The tour is over — thank God! Another few days of that and
it might have killed me. The tour is done but not the holiday. We still have a
few days left in England to visit cousins on my Dad’s side of the family. Other
than trying to make a good impression to these people I have never met, it
should be a more relaxed few days.
Yesterday, Sunday, was the last day of the tour. We left
Cardiff, Wales and traveled east back into England. We
stopped at the ancient
Roman-founded city of Bath and that was pretty interesting, and then we
traveled on to Stonehenge— had a look at these amazing 45 tonne stones standing
in an open pasture surrounded by grazing sheep, and then we visited the nearby
Salisbury Cathedral. It is impressive on it’s own, but it also houses the Magna
Carter, which we all know is an amazing important document to our civilization
today. (I can say that now).
I lose track of some of the dates, but the city of Bath was
established by the Roman’s 1000 or more years ago over these mineral hot
springs, they believed were inhabited by the goddess Solius Minverva.
Stonehenge was erected by the Druids as a place of worship and celebration. And
Salisbury is one of the oldest cathedrals (1300s) and has the tallest spire of
any church in the UK, which is some 400 feet tall.
All of these places have historical significance, but as I
look at these and just about every other building or structure I’ve seen over
the last two weeks the one over riding question in my mind is “how the hell did
they do that.”
I can look a new billion-dollar office tower being built in
Calgary today and be impressed, but I can also see the cranes and hoists and
trucks delivering materials and sort of understand how it is built. But I look
at these massive churches, castles, bridges, and cities they built here 1,000
or more years ago and just be amazed these things were built with little more
than a hammer and stone chisel.
And they didn’t just pile up rocks they found on the site,
they hauled materials in from miles and miles away, cut, hoisted and fit
everything into place as true engineering marvels. They not only look good, but
they are sturdy. As barbaric and cruel as these civilizations might have been
according to our standards today, they sure knew how to build things.
The next time I look at any home renovation project I am
going to hire a Druid to do the work. It may take a little longer, but at least
I know it will be done right.
On the trip back from Wales to London we passed lots more
crop land — grain fields that had been combined, quite a bit of standing corn,
lots more sheep on pasture, dairy cows, a few beef, and even some free range
pigs. There was one farm with a large 20-acre field dotted with shelters and
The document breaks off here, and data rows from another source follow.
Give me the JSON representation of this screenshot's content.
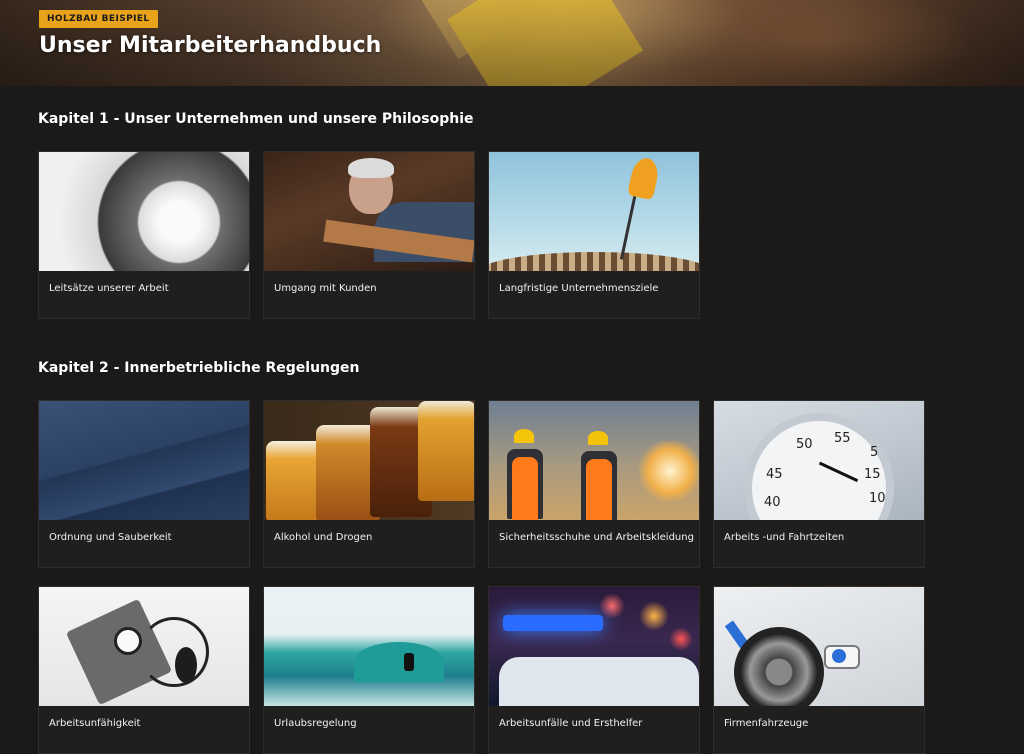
{
  "header": {
    "tag": "HOLZBAU BEISPIEL",
    "title": "Unser Mitarbeiterhandbuch"
  },
  "sections": [
    {
      "title": "Kapitel 1 - Unser Unternehmen und unsere Philosophie",
      "cards": [
        {
          "label": "Leitsätze unserer Arbeit",
          "image": "spiral-staircase"
        },
        {
          "label": "Umgang mit Kunden",
          "image": "craftsman-wood"
        },
        {
          "label": "Langfristige Unternehmensziele",
          "image": "dart-target"
        }
      ]
    },
    {
      "title": "Kapitel 2 - Innerbetriebliche Regelungen",
      "cards": [
        {
          "label": "Ordnung und Sauberkeit",
          "image": "blue-paper"
        },
        {
          "label": "Alkohol und Drogen",
          "image": "beer-glasses"
        },
        {
          "label": "Sicherheitsschuhe und Arbeitskleidung",
          "image": "safety-workers"
        },
        {
          "label": "Arbeits -und Fahrtzeiten",
          "image": "stopwatch"
        },
        {
          "label": "Arbeitsunfähigkeit",
          "image": "blood-pressure"
        },
        {
          "label": "Urlaubsregelung",
          "image": "surfer-wave"
        },
        {
          "label": "Arbeitsunfälle und Ersthelfer",
          "image": "police-lights"
        },
        {
          "label": "Firmenfahrzeuge",
          "image": "ev-charging"
        }
      ]
    }
  ],
  "stopwatch_numbers": [
    "50",
    "55",
    "5",
    "45",
    "15",
    "40",
    "10"
  ]
}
probably 100 or more 400 or 500 pound hogs routing in the field. It was hard to
tell if they were dry sows or just oversized market animals. But they were the
only hog facilities I saw this trip. And I have seen lots more red and blue
tractors here (Case and New Holland) than green. (They did point out too that
Harry Fergusson (tractor maker) was born eight-miles from Belfast, Ireland.)
Today we are in London, resting and regrouping. I have a UK
cold which is nice, and my suitcase broke yesterday as it was unloaded from the
bus, so now I have to figure that out. And tomorrow is a tube, train and taxi
ride northeast of London to visit the Hart/Cox homeland at Whittlesey. God Save
« The studs of Ireland Trip to England comes to an end »